The Dust We Breathe
A normal adult breathes in around 66 lbs. of air every day and it contains literally billions-upon-billions of dirt particles. Considering that we spend an average of 90 percent of our time indoors, it becomes obvious that to keep allergies and irritants at bay, we should make sure that the air we breathe is as contaminant free as possible.
Studies have shown that the air that circulates in a normal home is as dirty as that of a large city. As a result, an average person can expect to breathe in around 50 billion contaminant particles per hour.

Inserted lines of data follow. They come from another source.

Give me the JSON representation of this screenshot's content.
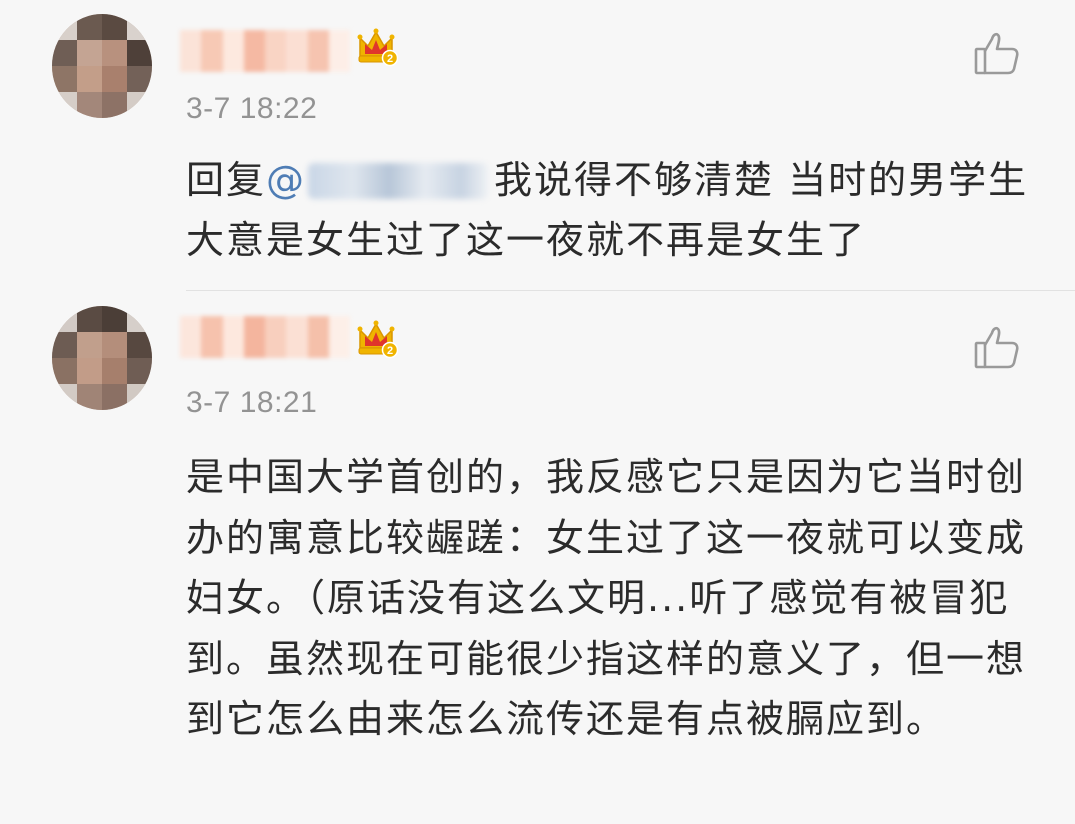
{
  "comments": [
    {
      "timestamp": "3-7 18:22",
      "reply_prefix": "回复",
      "mention_at": "@",
      "text": "我说得不够清楚 当时的男学生大意是女生过了这一夜就不再是女生了",
      "badge_number": "2"
    },
    {
      "timestamp": "3-7 18:21",
      "text": "是中国大学首创的，我反感它只是因为它当时创办的寓意比较龌蹉：女生过了这一夜就可以变成妇女。（原话没有这么文明...听了感觉有被冒犯到。虽然现在可能很少指这样的意义了，但一想到它怎么由来怎么流传还是有点被膈应到。",
      "badge_number": "2"
    }
  ],
  "icons": {
    "badge": "crown-level-badge-icon",
    "like": "thumbs-up-icon"
  },
  "colors": {
    "background": "#f7f7f7",
    "timestamp": "#939393",
    "mention": "#4f7db5",
    "crown_gold": "#f0b400",
    "crown_red": "#e0352b"
  }
}
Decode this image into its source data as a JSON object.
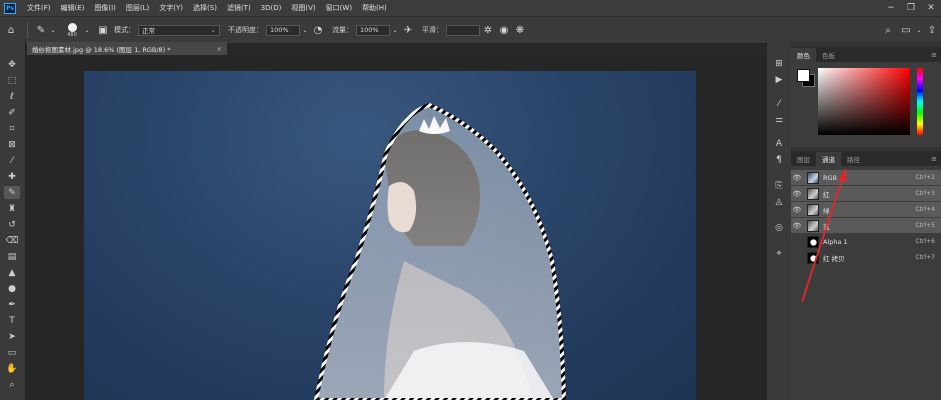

Air-borne dirt comes from a number of sources: cars, vegetation, industries, smoke, pets and people. Pollen and dust mites, two of the most common irritants, are so small that they are invisible to the naked eye. Even dust mite droppings can easily enter our lungs and irritate our eyes.
Dirt is in our schools, workplaces, homes and in our cars. If the buildings where we spend large parts of our day are ventilated, things can get even worse. Poorly maintained ventilation systems are a prime source of "bad air," air that contains mold and bacteria circulated together with all the other particulate matter we end up breathing.
How Small is Small?
The particles that float in the air around us are so small that individually, they range from being hard to spot to completely invisible. They are easily whipped up from floors and surfaces to drift around until they either gently settle again, or are inhaled into our lungs.
When you consider that the average human hair is between 50 to 100 microns across, a dirt particle of 0.06 microns seems unimportant. But in large quantities, even particles this small can cause all kinds of problems. In high concentrations they cause problems in the form of irritations, allergies, asthma and bronchitis.
Realistically, dirt particles will always be in the air no matter how often we clean. By keeping these particles at lower levels we can reduce their ill effects on our health.
What's the answer?
The old expression, "Cleanliness is next to godliness" could easily be rewritten to say "Cleanliness is next to healthiness" especially when it comes to allergies.
Vacuum! Keep the place clean. There is no simpler way to stop dirt from fouling the indoor air we breathe than to vacuum often. Choose a vacuum cleaner with strong suction, an airtight, sealed design and a filter that stops dust from leaking back into the room once it's been vacuumed up.
Clean those hard-to-reach places too. Vacuum underneath sofas and beds, behind furniture and pay special attention to corners and around the baseboards. Door frames, ceiling fans, louvered doors and mini blinds all collect dust.
Kitchens and bathrooms are prime places where dirt just seems to appear and where it can have detrimental affects on our health. These rooms tend to be damp which provides lots of food for microbes to thrive on. Damp dirt is more harmful than dry dirt. While most microorganisms dry out and eventually die in dry conditions, they thrive where it is damp. The same rule applies to the microbes that live in the dust and dirt in our homes. When you vacuum in damp conditions it is important to change the filter bag frequently. Otherwise, any bacteria or molds that have collected in the filter bag will multiply.
Think of the word vacuum as a "verb" rather than a "noun". No vacuum cleaner is of any use at all if it just sits in a closet waiting to be plugged in. Your vacuum cleaner is also more efficient when the filter bag is changed regularly and not allowed to become overfilled. If you reuse the filter bag instead of replacing it with a new one you are wasting your time hoping for good filtration. Eureka makes triple filtration, sealable filter bags especially for people who have allergies.
Bagless vacuum cleaners can make it easy for people to avoid the whole problem of remembering to change the bag. The bagless cassette can be emptied after each use and then snapped back into place. Many however do not consider bagless to be very hypoallergenic. Many times when you empty a bagless vacuum you are exposed to dust and allergens and may spread them back into the home.
Not all vacuum cleaners are created equal. Some may suck in dirt, but they'll also let it out again. In this way, they work pretty much like a broom. While they may give you a visibly clean home at a reasonable price, real cleaning and filtration can be missing.
A better solution is to invest in a sealed vacuum cleaner that offers the same filtration as a professional air cleaner, filtering all air traveling through the system so that only clean air comes out of the vacuum. Vacuums with True HEPA capture 100% of dust mites and ragweed pollens along with hundreds of other allergens and irritants. True HEPA filtration is the same standard used by hospitals and is available in models with bags as well as bagless cyclonic models. To guarantee the best filtration, change the HEPA filter per the manufacturers direction. Be sure to read the wording that describes a vacuums filtering system; not all HEPA vacuums are True HEPA. Look for a sealed vacuum device such as those from BOSCH, Lindhaus and the Eureka Oxygen series.
Granted, vacuuming is work, but it's good for you and your family. Vacuuming keeps the dirt out of your home. Vacuuming frequently also saves you the work of a major clean-up, reducing dust on surfaces, cobwebs in corners and dust bunnies underneath furniture. Reducing the dust we breathe is good for everyone's health.